## Data provided

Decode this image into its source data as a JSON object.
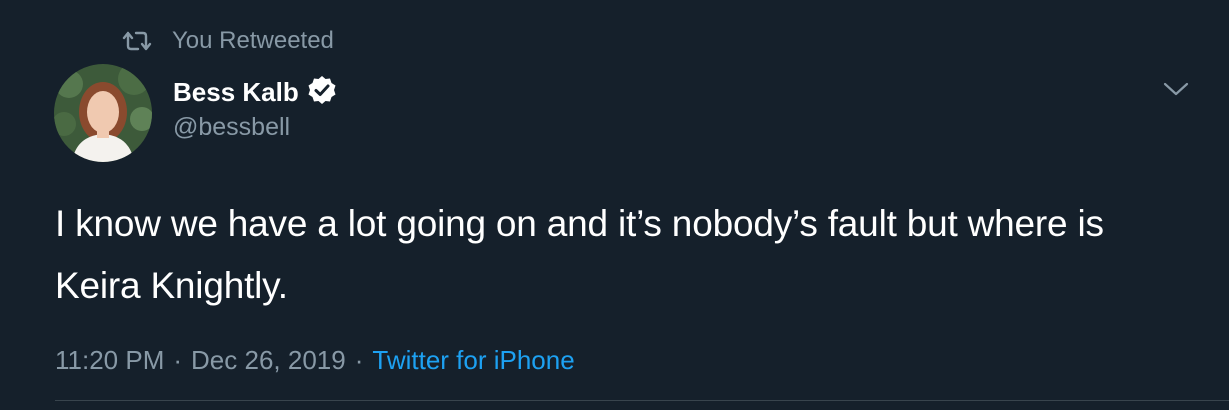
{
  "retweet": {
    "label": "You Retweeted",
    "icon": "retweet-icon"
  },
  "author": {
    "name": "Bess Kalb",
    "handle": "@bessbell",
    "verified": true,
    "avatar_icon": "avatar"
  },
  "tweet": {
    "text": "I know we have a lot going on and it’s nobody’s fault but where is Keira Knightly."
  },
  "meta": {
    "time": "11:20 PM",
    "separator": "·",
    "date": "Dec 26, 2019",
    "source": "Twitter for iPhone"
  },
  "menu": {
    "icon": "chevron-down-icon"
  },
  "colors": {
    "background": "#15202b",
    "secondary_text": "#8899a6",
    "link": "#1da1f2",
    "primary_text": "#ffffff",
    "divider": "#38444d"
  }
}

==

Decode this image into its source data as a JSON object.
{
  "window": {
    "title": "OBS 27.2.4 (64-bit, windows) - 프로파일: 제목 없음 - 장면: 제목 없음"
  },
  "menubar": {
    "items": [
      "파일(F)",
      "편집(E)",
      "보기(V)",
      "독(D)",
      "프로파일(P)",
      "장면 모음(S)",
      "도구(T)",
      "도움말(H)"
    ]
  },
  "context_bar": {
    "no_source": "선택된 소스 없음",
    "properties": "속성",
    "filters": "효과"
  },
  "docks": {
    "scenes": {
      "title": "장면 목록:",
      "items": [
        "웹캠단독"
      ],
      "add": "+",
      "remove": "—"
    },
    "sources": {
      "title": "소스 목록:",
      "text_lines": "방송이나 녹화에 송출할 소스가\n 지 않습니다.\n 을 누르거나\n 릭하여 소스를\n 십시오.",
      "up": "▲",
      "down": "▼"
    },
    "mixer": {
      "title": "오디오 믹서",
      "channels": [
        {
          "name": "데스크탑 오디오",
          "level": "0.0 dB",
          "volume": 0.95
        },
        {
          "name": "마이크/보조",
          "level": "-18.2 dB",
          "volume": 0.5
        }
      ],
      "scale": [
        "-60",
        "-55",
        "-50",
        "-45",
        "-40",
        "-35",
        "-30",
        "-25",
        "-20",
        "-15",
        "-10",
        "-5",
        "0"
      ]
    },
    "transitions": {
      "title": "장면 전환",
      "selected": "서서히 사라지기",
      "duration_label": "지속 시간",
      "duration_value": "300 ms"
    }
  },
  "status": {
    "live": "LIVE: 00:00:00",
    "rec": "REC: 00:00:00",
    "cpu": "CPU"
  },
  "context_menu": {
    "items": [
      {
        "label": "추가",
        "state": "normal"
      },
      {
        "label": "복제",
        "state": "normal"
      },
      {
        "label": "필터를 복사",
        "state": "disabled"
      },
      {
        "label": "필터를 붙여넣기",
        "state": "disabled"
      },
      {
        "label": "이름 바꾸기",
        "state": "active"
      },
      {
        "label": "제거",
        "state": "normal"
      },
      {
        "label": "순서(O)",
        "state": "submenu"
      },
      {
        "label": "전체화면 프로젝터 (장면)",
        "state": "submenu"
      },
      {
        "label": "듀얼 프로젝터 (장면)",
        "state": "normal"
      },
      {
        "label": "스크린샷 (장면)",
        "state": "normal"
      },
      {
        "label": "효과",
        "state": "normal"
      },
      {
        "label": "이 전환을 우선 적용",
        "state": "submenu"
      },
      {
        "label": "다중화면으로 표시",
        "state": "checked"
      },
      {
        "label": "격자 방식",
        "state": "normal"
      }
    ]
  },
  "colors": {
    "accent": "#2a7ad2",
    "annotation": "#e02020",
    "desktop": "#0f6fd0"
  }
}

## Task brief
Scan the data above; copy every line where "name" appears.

## Result for this task
    "name": "Bess Kalb",
          "name": "데스크탑 오디오",
          "name": "마이크/보조",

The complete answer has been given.